Venezuelan Glorimar Montaño saved up for months to pay the US$120 for a single dose of the vaccine that protects against the cancer-causing HPV virus — a shot that is free and compulsory in most other countries.
She is one of relatively few in the country to have been inoculated against the sexually-transmitted Human papillomavirus that the World Health Organisation (WHO) says causes 95 percent of cervical cancer.
In Venezuela, people have to pay for the shot themselves.
"To get vaccinated was not easy," Montaño, a 26-year-old business administrator told AFP after sitting for her third and final dose of the Gardasil 4 vaccine, which protects against four HPV types.
"I saved up for a few months to be able to do it," Montaño added.
There is no official data on HPV infection — which can also cause penile, anal and other cancers — in Venezuela, a country of about 30 million people.
According to the country's non-profit Anti-Cancer Society (SAC) there were more than 5,900 cases of cervical cancer registered in the country in 2021.
The rate of mortality for cervical cancer in Venezuela jumped from 10.45 per 100,000 inhabitants in 2019 to 11.82 per 100,000 two years later, according to the SAC, which did not provide a reason for the increase.
The incidence rate over the same period grew from 23.82 to 32.16 per 100,000.
Breast cancer, which has not been linked to HPV, remains the main cause of death for women in Venezuela.
'Not talked about'
The government had promised years ago to include the HPV vaccine in its free inoculation schedule, but Venezuela remains one of the few Latin American countries not to have done so.
The WHO recommends vaccination for girls from the age of nine, though it can also be administered to adults. In Venezuela, as in many countries, HPV vaccines are also given to boys.
"Averting the development of cervical cancer by increasing access to effective vaccines is a highly significant step in alleviating unnecessary illness and death," the UN's health agency said in a report last year.
As HPV vaccination is done privately in Venezuela, there is no official data on how many people have received one or more shots.
Tests and screens for cervical cancer are also hard to come by in public hospitals, meaning patients have to pay for a private consultation or wait for help from an NGO.
Making matters worse, sex is a taboo topic in the conservative, Catholic country where people known to carry a sexually transmitted infection (STI) are stigmatised.
STIs are "not talked about," university student Corina García, 27, told AFP as she received her third dose in the capital Caracas, thanks to her mother who is a doctor.
García told AFP she was trying to get her partner to follow suit.
"One never knows" about the disease risk people could be exposed to from their sexual partners, she said.
Gynaecologist Ana Teresa Serrao told AFP a single dose of Gardasil 4 can cost as much as US$140 or US$150, while Gardasil 9, which acts against nine HPV types, can cost up to US$350 per dose.
The WHO recommends at least one or two doses.
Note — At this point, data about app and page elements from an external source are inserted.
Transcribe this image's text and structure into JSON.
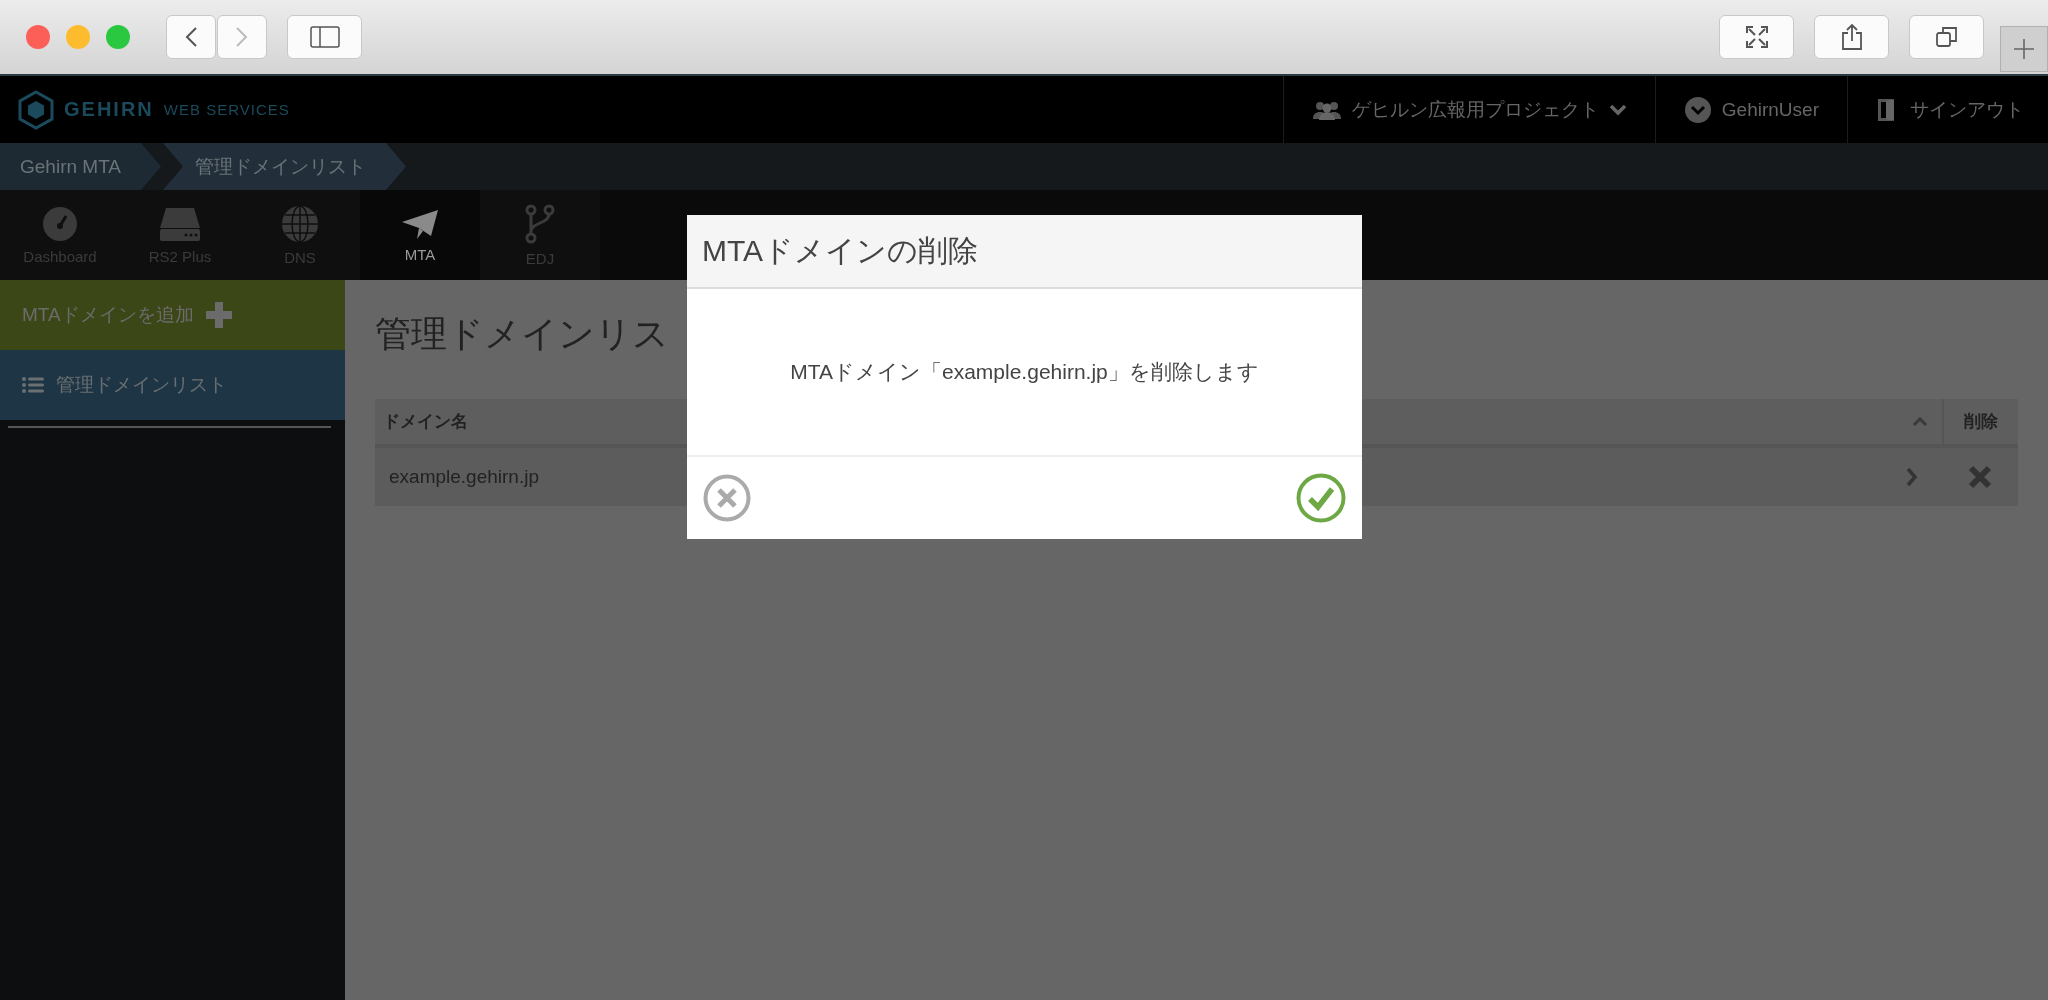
{
  "logo": {
    "name": "GEHIRN",
    "tagline": "WEB SERVICES"
  },
  "header": {
    "project": "ゲヒルン広報用プロジェクト",
    "user": "GehirnUser",
    "signout": "サインアウト"
  },
  "breadcrumbs": [
    "Gehirn MTA",
    "管理ドメインリスト"
  ],
  "nav_tabs": [
    {
      "label": "Dashboard",
      "kind": "gauge",
      "selected": false
    },
    {
      "label": "RS2 Plus",
      "kind": "drive",
      "selected": false
    },
    {
      "label": "DNS",
      "kind": "globe",
      "selected": false
    },
    {
      "label": "MTA",
      "kind": "plane",
      "selected": true
    },
    {
      "label": "EDJ",
      "kind": "branch",
      "selected": false
    }
  ],
  "sidebar": {
    "items": [
      {
        "label": "MTAドメインを追加",
        "kind": "add",
        "selected": false
      },
      {
        "label": "管理ドメインリスト",
        "kind": "list",
        "selected": true
      }
    ]
  },
  "page_title": "管理ドメインリス",
  "table": {
    "columns": [
      "ドメイン名",
      "削除"
    ],
    "rows": [
      {
        "domain": "example.gehirn.jp"
      }
    ]
  },
  "modal": {
    "title": "MTAドメインの削除",
    "message": "MTAドメイン「example.gehirn.jp」を削除します"
  }
}
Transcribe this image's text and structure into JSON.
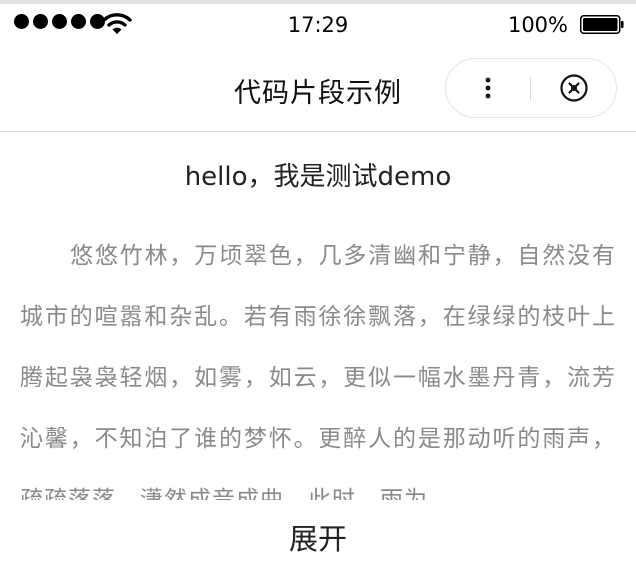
{
  "status_bar": {
    "time": "17:29",
    "battery": "100%"
  },
  "nav": {
    "title": "代码片段示例"
  },
  "content": {
    "title": "hello，我是测试demo",
    "paragraph": "悠悠竹林，万顷翠色，几多清幽和宁静，自然没有城市的喧嚣和杂乱。若有雨徐徐飘落，在绿绿的枝叶上腾起袅袅轻烟，如雾，如云，更似一幅水墨丹青，流芳沁馨，不知泊了谁的梦怀。更醉人的是那动听的雨声，疏疏落落，潇然成音成曲。此时，雨为…",
    "expand_label": "展开"
  },
  "icons": {
    "wifi": "wifi-icon",
    "battery": "battery-icon",
    "more": "more-dots-icon",
    "close": "close-circle-icon"
  }
}
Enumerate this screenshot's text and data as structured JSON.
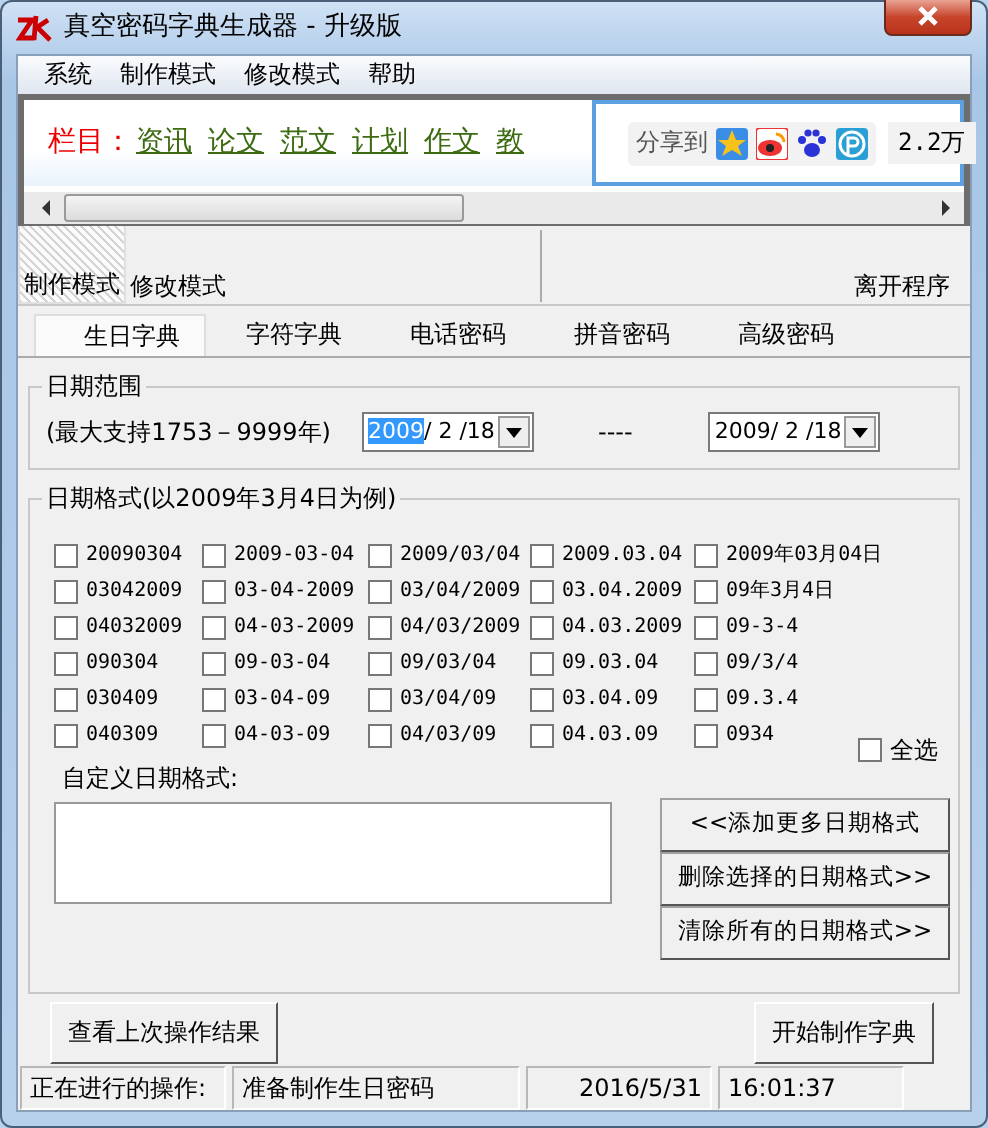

But in Venezuela, given there is no herd immunity from widespread vaccination, doctors suggest three.
"Prices are rather high and unaffordable for the population," said Serrao, in a country where the minimum monthly income is about US$75 and a basket of basic household goods for a month costs more than US$500.
For Suzany González, director of the non-governmental Centre for Studies on Sexual and Reproductive Rights (CEDESEX), the absence of a free HPV vaccine is a violation of sexual rights.
"Sexual and reproductive health is not prioritised," she said.
In December 2022, the WHO said first-dose HPV vaccination coverage declined by 25 percent to 15 percent between 2019 and 2021 worldwide, meaning 3.5 million more girls missed out.
"It’s vital that countries strengthen their HPV vaccination programmes, expedite implementation and reverse the declines in coverage," said its report.
by Barbara Agelvis, AFP